→ **Exercise brief**: Retype every entry below exactly as it stands.

→ **Given records**:

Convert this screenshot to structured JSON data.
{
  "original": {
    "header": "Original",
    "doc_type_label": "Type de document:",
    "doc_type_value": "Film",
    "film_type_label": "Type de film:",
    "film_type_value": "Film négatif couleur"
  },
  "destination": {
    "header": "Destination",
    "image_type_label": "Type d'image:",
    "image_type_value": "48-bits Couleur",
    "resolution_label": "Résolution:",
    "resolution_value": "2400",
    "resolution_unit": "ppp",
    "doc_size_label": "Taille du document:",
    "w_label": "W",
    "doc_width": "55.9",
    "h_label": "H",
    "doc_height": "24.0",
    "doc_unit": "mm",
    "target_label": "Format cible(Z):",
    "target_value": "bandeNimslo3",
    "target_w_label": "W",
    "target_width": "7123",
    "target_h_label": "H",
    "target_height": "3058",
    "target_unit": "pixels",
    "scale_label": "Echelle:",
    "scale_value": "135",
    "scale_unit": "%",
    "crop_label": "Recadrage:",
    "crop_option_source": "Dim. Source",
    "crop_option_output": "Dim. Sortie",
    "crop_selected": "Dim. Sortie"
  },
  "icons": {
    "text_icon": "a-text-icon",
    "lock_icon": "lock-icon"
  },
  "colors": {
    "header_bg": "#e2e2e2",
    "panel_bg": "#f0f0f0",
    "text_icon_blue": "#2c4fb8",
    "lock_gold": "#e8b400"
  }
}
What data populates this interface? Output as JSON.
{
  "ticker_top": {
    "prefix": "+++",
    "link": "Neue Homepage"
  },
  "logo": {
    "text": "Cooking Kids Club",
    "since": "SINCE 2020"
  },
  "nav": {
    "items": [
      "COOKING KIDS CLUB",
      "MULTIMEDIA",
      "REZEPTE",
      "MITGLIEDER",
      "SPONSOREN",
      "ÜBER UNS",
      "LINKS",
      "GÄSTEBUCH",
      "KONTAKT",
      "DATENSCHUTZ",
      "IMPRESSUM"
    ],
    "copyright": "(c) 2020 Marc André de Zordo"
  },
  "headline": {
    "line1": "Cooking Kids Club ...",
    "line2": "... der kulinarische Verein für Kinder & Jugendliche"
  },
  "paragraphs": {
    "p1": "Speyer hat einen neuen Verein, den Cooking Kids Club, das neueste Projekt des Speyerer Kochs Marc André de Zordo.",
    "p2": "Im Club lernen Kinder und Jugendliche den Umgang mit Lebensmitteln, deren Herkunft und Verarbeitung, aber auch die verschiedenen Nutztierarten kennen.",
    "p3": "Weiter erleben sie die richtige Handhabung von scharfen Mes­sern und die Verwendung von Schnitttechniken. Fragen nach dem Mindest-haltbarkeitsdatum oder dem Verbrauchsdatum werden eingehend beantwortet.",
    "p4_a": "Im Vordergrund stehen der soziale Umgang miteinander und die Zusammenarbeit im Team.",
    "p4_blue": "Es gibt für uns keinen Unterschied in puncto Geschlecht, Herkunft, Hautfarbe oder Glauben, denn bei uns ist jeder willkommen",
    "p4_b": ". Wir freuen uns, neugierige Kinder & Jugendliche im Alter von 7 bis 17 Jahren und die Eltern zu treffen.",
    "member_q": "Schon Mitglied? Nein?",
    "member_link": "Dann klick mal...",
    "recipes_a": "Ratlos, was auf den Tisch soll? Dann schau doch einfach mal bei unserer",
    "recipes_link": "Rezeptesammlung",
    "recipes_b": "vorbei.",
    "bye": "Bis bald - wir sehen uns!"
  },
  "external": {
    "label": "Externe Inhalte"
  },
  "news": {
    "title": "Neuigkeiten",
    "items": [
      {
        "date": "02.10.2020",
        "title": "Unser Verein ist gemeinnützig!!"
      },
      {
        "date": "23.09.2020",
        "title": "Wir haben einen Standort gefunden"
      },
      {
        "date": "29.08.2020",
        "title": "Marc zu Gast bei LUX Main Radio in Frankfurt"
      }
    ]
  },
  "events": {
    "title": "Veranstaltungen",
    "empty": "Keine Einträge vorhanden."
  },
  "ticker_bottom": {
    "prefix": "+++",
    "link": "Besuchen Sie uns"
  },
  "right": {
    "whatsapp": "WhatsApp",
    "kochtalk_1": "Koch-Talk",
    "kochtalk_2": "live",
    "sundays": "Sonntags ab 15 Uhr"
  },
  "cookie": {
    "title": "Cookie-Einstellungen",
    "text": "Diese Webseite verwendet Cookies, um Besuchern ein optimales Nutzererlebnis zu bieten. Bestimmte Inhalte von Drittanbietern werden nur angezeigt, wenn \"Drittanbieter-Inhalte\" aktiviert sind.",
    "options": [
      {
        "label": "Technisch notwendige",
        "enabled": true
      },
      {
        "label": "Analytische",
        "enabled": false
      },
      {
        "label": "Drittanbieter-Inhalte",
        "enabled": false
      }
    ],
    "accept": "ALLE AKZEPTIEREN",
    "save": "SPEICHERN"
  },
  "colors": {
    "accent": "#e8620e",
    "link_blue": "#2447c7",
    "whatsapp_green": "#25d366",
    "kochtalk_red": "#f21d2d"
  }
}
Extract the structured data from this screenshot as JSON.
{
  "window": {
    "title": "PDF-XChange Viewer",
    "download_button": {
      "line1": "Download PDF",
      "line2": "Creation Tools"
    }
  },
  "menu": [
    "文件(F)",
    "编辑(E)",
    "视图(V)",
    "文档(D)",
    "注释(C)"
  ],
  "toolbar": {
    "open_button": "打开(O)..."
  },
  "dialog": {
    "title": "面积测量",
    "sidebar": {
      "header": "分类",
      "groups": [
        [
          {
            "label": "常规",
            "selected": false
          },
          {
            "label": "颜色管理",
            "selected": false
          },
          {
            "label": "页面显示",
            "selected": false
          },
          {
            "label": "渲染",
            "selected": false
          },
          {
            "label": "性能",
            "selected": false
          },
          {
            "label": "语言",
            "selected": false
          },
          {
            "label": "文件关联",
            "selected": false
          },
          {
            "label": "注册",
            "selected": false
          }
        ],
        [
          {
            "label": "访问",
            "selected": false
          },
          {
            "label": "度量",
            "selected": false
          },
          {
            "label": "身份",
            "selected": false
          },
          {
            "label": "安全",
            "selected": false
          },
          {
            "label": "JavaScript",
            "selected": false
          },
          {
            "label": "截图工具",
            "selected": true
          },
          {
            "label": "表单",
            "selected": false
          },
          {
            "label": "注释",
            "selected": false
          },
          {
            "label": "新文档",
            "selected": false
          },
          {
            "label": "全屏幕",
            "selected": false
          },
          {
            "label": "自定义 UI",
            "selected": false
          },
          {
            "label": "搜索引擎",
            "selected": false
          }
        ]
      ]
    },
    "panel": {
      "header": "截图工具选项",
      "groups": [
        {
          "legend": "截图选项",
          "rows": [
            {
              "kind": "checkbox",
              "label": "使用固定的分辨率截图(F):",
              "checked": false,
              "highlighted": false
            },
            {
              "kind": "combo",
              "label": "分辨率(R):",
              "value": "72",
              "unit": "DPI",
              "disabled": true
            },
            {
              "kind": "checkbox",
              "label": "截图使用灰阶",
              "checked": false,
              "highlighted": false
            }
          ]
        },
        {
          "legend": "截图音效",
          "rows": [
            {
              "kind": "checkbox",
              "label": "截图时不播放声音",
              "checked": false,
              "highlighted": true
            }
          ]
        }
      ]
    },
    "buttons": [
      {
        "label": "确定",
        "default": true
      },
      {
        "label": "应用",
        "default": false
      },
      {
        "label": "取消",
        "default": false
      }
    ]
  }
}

→ **Result of the exercise**:
Convert this screenshot to structured JSON data.
{
  "original": {
    "header": "Original",
    "doc_type_label": "Type de document:",
    "doc_type_value": "Film",
    "film_type_label": "Type de film:",
    "film_type_value": "Film négatif couleur"
  },
  "destination": {
    "header": "Destination",
    "image_type_label": "Type d'image:",
    "image_type_value": "48-bits Couleur",
    "resolution_label": "Résolution:",
    "resolution_value": "2400",
    "resolution_unit": "ppp",
    "doc_size_label": "Taille du document:",
    "w_label": "W",
    "doc_width": "55.9",
    "h_label": "H",
    "doc_height": "24.0",
    "doc_unit": "mm",
    "target_label": "Format cible(Z):",
    "target_value": "bandeNimslo3",
    "target_w_label": "W",
    "target_width": "7123",
    "target_h_label": "H",
    "target_height": "3058",
    "target_unit": "pixels",
    "scale_label": "Echelle:",
    "scale_value": "135",
    "scale_unit": "%",
    "crop_label": "Recadrage:",
    "crop_option_source": "Dim. Source",
    "crop_option_output": "Dim. Sortie",
    "crop_selected": "Dim. Sortie"
  },
  "icons": {
    "text_icon": "a-text-icon",
    "lock_icon": "lock-icon"
  },
  "colors": {
    "header_bg": "#e2e2e2",
    "panel_bg": "#f0f0f0",
    "text_icon_blue": "#2c4fb8",
    "lock_gold": "#e8b400"
  }
}
What data populates this interface? Output as JSON.
{
  "ticker_top": {
    "prefix": "+++",
    "link": "Neue Homepage"
  },
  "logo": {
    "text": "Cooking Kids Club",
    "since": "SINCE 2020"
  },
  "nav": {
    "items": [
      "COOKING KIDS CLUB",
      "MULTIMEDIA",
      "REZEPTE",
      "MITGLIEDER",
      "SPONSOREN",
      "ÜBER UNS",
      "LINKS",
      "GÄSTEBUCH",
      "KONTAKT",
      "DATENSCHUTZ",
      "IMPRESSUM"
    ],
    "copyright": "(c) 2020 Marc André de Zordo"
  },
  "headline": {
    "line1": "Cooking Kids Club ...",
    "line2": "... der kulinarische Verein für Kinder & Jugendliche"
  },
  "paragraphs": {
    "p1": "Speyer hat einen neuen Verein, den Cooking Kids Club, das neueste Projekt des Speyerer Kochs Marc André de Zordo.",
    "p2": "Im Club lernen Kinder und Jugendliche den Umgang mit Lebensmitteln, deren Herkunft und Verarbeitung, aber auch die verschiedenen Nutztierarten kennen.",
    "p3": "Weiter erleben sie die richtige Handhabung von scharfen Mes­sern und die Verwendung von Schnitttechniken. Fragen nach dem Mindest-haltbarkeitsdatum oder dem Verbrauchsdatum werden eingehend beantwortet.",
    "p4_a": "Im Vordergrund stehen der soziale Umgang miteinander und die Zusammenarbeit im Team.",
    "p4_blue": "Es gibt für uns keinen Unterschied in puncto Geschlecht, Herkunft, Hautfarbe oder Glauben, denn bei uns ist jeder willkommen",
    "p4_b": ". Wir freuen uns, neugierige Kinder & Jugendliche im Alter von 7 bis 17 Jahren und die Eltern zu treffen.",
    "member_q": "Schon Mitglied? Nein?",
    "member_link": "Dann klick mal...",
    "recipes_a": "Ratlos, was auf den Tisch soll? Dann schau doch einfach mal bei unserer",
    "recipes_link": "Rezeptesammlung",
    "recipes_b": "vorbei.",
    "bye": "Bis bald - wir sehen uns!"
  },
  "external": {
    "label": "Externe Inhalte"
  },
  "news": {
    "title": "Neuigkeiten",
    "items": [
      {
        "date": "02.10.2020",
        "title": "Unser Verein ist gemeinnützig!!"
      },
      {
        "date": "23.09.2020",
        "title": "Wir haben einen Standort gefunden"
      },
      {
        "date": "29.08.2020",
        "title": "Marc zu Gast bei LUX Main Radio in Frankfurt"
      }
    ]
  },
  "events": {
    "title": "Veranstaltungen",
    "empty": "Keine Einträge vorhanden."
  },
  "ticker_bottom": {
    "prefix": "+++",
    "link": "Besuchen Sie uns"
  },
  "right": {
    "whatsapp": "WhatsApp",
    "kochtalk_1": "Koch-Talk",
    "kochtalk_2": "live",
    "sundays": "Sonntags ab 15 Uhr"
  },
  "cookie": {
    "title": "Cookie-Einstellungen",
    "text": "Diese Webseite verwendet Cookies, um Besuchern ein optimales Nutzererlebnis zu bieten. Bestimmte Inhalte von Drittanbietern werden nur angezeigt, wenn \"Drittanbieter-Inhalte\" aktiviert sind.",
    "options": [
      {
        "label": "Technisch notwendige",
        "enabled": true
      },
      {
        "label": "Analytische",
        "enabled": false
      },
      {
        "label": "Drittanbieter-Inhalte",
        "enabled": false
      }
    ],
    "accept": "ALLE AKZEPTIEREN",
    "save": "SPEICHERN"
  },
  "colors": {
    "accent": "#e8620e",
    "link_blue": "#2447c7",
    "whatsapp_green": "#25d366",
    "kochtalk_red": "#f21d2d"
  }
}
Extract the structured data from this screenshot as JSON.
{
  "window": {
    "title": "PDF-XChange Viewer",
    "download_button": {
      "line1": "Download PDF",
      "line2": "Creation Tools"
    }
  },
  "menu": [
    "文件(F)",
    "编辑(E)",
    "视图(V)",
    "文档(D)",
    "注释(C)"
  ],
  "toolbar": {
    "open_button": "打开(O)..."
  },
  "dialog": {
    "title": "面积测量",
    "sidebar": {
      "header": "分类",
      "groups": [
        [
          {
            "label": "常规",
            "selected": false
          },
          {
            "label": "颜色管理",
            "selected": false
          },
          {
            "label": "页面显示",
            "selected": false
          },
          {
            "label": "渲染",
            "selected": false
          },
          {
            "label": "性能",
            "selected": false
          },
          {
            "label": "语言",
            "selected": false
          },
          {
            "label": "文件关联",
            "selected": false
          },
          {
            "label": "注册",
            "selected": false
          }
        ],
        [
          {
            "label": "访问",
            "selected": false
          },
          {
            "label": "度量",
            "selected": false
          },
          {
            "label": "身份",
            "selected": false
          },
          {
            "label": "安全",
            "selected": false
          },
          {
            "label": "JavaScript",
            "selected": false
          },
          {
            "label": "截图工具",
            "selected": true
          },
          {
            "label": "表单",
            "selected": false
          },
          {
            "label": "注释",
            "selected": false
          },
          {
            "label": "新文档",
            "selected": false
          },
          {
            "label": "全屏幕",
            "selected": false
          },
          {
            "label": "自定义 UI",
            "selected": false
          },
          {
            "label": "搜索引擎",
            "selected": false
          }
        ]
      ]
    },
    "panel": {
      "header": "截图工具选项",
      "groups": [
        {
          "legend": "截图选项",
          "rows": [
            {
              "kind": "checkbox",
              "label": "使用固定的分辨率截图(F):",
              "checked": false,
              "highlighted": false
            },
            {
              "kind": "combo",
              "label": "分辨率(R):",
              "value": "72",
              "unit": "DPI",
              "disabled": true
            },
            {
              "kind": "checkbox",
              "label": "截图使用灰阶",
              "checked": false,
              "highlighted": false
            }
          ]
        },
        {
          "legend": "截图音效",
          "rows": [
            {
              "kind": "checkbox",
              "label": "截图时不播放声音",
              "checked": false,
              "highlighted": true
            }
          ]
        }
      ]
    },
    "buttons": [
      {
        "label": "确定",
        "default": true
      },
      {
        "label": "应用",
        "default": false
      },
      {
        "label": "取消",
        "default": false
      }
    ]
  }
}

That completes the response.